Packaged, ready-to-eat, short preparation time, long shelf life – this is more or less the list of requirements that many of us look for in the food products we buy – and it's no coincidence. The modern pace of life in the Western world, aggressive marketing campaigns of the food industry and the need to take advantage of surplus produce in a globalized world – all these are causing retailers to offer more and more instant foods – and to choose the faster option.
The globally accepted definition today divides food into four main food groups:
1. Minimally processed foods
First food group: unprocessed food or food that has undergone very little processing. This food group includes raw and natural foods, including food that has undergone basic processing like chopping, freezing, grinding etc.
2. Basic food ingredients
Second food group: basic food ingredients. In other words – staple foods which are usually added to the first food group. Examples are substances that can be found in every kitchen, including oil (olive, sunflower, canola, etc.), sugar (white or brown), salt and herbs and spices.
3. Homemade = raw + basic food ingredients
Third food group: products prepared and cooked at home from household ingredients that can be found in every food supply store. The official definition refers only to raw foods that are added with basic food ingredients (categories 1 and 2); food cooked with herbs and spices (at home, in a restaurant or food manufacturer). Most cooked foods belong to this group and include soups (not soup powder), cooked chicken or fish, couscous, meatballs, cooked or stir-fry vegetables and even homemade schnitzel.
Fourth food group: ultra-processed foods. These are products made of ingredients you'd be hard pressed to find in a home kitchen such as extracts and sophisticated industrial additives (that change or enhance color, texture and flavor) that are highly palatable and that can affect your natural sense of satiety. The ultra-processed foods are usually packaged, ready to eat anywhere anytime, or need only quick preparation (by adding hot water, heating in a microwave etc.).
The foods that are included in this group are: various types of processed meat: salamis, sausages, pastramis, some minced meat products meats of various shapes (certain minced meat products are premade and prepacked like hamburgers, kebabs and schnitzels in various shapes and forms).

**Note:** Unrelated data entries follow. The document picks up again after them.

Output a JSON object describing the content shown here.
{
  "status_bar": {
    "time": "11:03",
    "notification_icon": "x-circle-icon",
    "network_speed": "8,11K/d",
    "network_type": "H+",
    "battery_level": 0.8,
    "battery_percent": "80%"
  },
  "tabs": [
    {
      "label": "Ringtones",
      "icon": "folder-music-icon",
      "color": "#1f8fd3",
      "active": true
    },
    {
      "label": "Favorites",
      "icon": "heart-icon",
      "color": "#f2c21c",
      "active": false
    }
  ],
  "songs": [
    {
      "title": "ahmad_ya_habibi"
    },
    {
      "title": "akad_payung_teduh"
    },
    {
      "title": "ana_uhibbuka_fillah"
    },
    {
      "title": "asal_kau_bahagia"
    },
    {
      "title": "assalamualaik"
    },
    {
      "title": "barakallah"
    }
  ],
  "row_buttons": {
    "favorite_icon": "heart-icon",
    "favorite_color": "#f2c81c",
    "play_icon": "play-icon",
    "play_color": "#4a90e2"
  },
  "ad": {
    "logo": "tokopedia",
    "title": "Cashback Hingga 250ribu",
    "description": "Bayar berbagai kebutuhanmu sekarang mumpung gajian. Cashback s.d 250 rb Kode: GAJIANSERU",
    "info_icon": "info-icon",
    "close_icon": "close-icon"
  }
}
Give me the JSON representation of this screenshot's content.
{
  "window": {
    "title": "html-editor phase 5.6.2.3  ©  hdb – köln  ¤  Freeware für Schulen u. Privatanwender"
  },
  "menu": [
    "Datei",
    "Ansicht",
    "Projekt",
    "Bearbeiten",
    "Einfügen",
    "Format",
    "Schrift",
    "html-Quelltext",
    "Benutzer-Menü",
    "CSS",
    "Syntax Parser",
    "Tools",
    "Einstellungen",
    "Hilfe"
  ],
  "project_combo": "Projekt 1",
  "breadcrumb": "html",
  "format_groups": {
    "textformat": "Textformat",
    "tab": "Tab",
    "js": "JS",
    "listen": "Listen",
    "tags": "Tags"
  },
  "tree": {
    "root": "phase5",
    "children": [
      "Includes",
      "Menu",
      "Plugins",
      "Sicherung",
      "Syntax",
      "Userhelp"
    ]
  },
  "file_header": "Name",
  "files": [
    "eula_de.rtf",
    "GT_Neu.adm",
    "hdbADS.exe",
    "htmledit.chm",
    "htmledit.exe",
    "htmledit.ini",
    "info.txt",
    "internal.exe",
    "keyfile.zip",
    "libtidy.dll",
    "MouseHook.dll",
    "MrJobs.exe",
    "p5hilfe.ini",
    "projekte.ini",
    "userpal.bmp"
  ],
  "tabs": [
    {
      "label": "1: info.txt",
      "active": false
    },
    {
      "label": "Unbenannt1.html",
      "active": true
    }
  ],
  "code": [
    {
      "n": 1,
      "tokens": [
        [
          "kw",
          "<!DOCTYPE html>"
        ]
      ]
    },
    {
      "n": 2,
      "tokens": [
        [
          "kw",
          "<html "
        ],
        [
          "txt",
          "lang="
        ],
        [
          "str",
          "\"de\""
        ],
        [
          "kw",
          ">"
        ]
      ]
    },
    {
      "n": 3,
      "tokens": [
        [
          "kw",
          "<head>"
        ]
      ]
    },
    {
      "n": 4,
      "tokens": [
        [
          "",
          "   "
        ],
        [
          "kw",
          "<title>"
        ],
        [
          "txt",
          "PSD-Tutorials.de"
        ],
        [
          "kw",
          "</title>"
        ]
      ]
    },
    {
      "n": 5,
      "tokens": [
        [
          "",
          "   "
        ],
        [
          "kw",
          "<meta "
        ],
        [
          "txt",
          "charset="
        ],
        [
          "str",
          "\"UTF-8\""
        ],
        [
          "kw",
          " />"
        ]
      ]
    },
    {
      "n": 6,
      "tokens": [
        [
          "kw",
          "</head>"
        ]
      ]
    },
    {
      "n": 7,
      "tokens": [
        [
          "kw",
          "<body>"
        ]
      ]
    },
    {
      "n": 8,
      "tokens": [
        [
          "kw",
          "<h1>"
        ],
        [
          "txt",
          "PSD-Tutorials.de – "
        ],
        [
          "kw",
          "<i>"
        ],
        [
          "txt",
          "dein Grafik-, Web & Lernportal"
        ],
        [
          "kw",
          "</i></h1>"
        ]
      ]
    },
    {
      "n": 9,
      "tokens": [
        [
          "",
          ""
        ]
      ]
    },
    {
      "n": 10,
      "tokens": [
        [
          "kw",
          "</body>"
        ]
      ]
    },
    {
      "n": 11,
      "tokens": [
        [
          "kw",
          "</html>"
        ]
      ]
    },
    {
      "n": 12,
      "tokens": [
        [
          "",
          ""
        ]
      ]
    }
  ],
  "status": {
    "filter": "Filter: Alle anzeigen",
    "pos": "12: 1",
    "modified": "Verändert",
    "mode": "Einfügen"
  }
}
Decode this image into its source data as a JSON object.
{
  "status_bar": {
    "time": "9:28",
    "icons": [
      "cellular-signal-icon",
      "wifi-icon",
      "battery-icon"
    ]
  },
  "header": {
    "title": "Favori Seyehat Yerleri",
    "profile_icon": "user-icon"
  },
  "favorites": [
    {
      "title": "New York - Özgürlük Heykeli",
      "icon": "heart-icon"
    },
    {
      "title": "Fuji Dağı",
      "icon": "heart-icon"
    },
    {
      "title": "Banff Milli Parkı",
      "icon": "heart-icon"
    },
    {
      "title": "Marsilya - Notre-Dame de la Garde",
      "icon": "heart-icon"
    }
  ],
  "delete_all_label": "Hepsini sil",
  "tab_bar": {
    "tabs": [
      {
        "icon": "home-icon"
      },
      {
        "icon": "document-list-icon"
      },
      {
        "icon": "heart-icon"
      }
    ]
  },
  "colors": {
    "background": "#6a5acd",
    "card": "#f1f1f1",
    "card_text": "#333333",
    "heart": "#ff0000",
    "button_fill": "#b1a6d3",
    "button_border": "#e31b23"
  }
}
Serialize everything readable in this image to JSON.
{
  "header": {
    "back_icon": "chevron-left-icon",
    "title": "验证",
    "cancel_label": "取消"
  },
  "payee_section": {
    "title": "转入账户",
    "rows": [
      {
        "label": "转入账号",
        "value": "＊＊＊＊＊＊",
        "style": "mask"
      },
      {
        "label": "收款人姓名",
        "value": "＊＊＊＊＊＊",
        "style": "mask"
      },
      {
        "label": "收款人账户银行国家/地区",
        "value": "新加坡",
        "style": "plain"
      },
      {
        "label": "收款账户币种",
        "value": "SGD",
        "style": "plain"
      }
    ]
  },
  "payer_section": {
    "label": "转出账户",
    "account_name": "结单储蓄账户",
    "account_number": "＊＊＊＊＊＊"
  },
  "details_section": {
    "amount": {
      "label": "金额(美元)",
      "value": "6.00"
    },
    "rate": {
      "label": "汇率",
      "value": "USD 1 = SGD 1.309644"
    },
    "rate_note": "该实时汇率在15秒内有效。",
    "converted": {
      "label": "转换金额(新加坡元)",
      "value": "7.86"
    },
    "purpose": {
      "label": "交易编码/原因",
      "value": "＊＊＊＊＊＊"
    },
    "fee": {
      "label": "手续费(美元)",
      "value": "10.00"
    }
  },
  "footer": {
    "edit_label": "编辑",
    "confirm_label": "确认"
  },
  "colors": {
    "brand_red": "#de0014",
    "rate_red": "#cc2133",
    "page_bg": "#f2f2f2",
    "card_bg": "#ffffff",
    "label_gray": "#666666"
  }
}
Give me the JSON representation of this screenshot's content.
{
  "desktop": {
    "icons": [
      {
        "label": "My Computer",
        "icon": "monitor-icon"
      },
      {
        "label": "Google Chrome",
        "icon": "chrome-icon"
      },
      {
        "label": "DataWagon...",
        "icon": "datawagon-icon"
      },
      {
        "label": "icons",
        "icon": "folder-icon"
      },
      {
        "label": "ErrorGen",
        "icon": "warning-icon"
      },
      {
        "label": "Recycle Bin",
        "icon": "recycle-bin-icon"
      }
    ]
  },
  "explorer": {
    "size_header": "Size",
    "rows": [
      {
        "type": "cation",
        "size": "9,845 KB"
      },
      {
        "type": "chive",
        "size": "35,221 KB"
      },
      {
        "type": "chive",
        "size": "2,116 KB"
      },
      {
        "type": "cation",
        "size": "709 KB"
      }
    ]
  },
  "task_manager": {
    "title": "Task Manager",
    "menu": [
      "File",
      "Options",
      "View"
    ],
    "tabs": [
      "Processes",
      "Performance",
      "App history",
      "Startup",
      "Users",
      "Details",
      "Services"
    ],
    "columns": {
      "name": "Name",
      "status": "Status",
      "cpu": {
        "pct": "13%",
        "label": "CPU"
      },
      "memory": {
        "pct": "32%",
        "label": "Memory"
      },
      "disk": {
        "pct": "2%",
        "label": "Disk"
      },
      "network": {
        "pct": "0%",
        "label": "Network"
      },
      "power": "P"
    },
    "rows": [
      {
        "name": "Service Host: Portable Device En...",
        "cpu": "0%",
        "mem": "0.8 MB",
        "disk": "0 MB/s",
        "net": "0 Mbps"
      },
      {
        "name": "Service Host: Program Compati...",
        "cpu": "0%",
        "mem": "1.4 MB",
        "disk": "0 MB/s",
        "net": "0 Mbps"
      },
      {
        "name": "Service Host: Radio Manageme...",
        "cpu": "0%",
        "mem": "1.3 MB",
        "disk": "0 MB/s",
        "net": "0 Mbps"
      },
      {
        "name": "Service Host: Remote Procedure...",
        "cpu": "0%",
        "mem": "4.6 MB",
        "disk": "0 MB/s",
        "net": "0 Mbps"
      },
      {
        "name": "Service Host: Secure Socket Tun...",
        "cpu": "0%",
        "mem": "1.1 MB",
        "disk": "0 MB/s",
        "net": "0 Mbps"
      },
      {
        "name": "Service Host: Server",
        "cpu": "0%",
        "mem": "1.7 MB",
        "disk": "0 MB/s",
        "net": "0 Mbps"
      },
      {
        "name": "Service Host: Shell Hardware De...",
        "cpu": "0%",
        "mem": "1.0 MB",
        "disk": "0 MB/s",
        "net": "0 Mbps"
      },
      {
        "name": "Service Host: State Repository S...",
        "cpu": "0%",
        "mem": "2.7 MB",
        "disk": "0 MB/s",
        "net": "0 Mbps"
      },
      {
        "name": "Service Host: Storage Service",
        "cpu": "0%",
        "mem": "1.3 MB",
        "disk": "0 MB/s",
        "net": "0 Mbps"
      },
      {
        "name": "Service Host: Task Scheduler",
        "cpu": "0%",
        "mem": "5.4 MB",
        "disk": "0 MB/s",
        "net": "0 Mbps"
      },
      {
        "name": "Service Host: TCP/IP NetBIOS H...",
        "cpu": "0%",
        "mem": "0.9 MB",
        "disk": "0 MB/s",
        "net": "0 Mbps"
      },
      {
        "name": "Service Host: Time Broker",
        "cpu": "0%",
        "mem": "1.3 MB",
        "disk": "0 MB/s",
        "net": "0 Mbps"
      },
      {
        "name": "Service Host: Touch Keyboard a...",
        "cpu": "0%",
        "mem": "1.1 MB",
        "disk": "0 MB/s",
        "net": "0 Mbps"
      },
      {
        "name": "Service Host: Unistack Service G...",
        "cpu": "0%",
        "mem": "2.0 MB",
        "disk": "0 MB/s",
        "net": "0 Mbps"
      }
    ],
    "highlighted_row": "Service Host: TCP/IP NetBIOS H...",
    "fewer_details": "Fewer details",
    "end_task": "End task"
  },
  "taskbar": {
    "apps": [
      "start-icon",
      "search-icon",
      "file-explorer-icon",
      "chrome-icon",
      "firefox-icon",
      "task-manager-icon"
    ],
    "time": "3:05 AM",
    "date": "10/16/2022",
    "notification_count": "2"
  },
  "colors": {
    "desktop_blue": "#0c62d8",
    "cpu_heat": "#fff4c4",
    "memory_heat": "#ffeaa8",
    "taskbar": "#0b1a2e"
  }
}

Sweetened foods: chocolate products with or without additions, cakes, cookies, juices (including fresh or pasteurized), ice cream, sugar-sweetened "soft" drinks (carbonated or flat, including iced tea and flavored water) and diet drinks with artificial sweeteners. Savory snacks (potato chips or corn-based chips, peanut butter, cheese etc.) and candies.
It is important to reduce consumption of ultra-processed foods as much as possible.
Pastrami, sausages and processed smoked meats are included in the fourth food group of ultra-processed foods.
Why do we eat more processed foods?
Food colorings, flavor and aroma additives, alongside the fat, sugar and salt, make us eat more than we really need.
The availability and immediacy of ultra-processed foods is encouraged in the form of "snacks" and not as part of a regular meal (like snacks, breakfast cereals, sugar-sweetened beverages, ready-to-heat pre-made dishes, instant soups, etc.).
Intensive marketing and emphatic branding, including use of opinion leaders (celebrities), who encourage consumption of ultra-processed foods as part of desirable or normative behavior.
Streamlining industrial food preparation, transport and distribution to retailers means that in many cases ultra-processed food is cheaper than fresh food.
Why is ultra-processed food not recommended?
The effect of food on health is measured not only by its nutritional values, but also by the way it is prepared, the extent of processing and how it is consumed. Ultra-processed foods are usually produced, branded and marketed in ways designed to increase their consumption, unrelated to the body's natural sense of hunger and nutritional needs.
This food has undergone complex industrial processing with the purpose of making the food more appealing - "eating with the eyes", enhancing its taste, and improving packaging and marketing. Large amounts of sugar and salt, for example, will make us want more of the product. A prepackaged snack will often make us put it in a bag when we go for a walk or to the playground, instead of healthier options. Ultra-processed meat products for quick preparation in the freezer (you already know how this goes...).
In recent years, research is increasing which has shown a correlation between the degree of food processing and its impact on health
Overconsumption of ultra-processed foods (food group 4) in place of the consumption of less processed foods (food groups 1, 2 and 3) has been found to be associated with an increase in obesity, causing an increase in chronic morbidity and an increased risk of morbidity (by at least 10%) from several types cancer. Overconsumption of ultra-processed foods also changes the microbiome (the composition of bacteria in the digestive tract), causes inflammations in the body, increases morbidity and premature aging.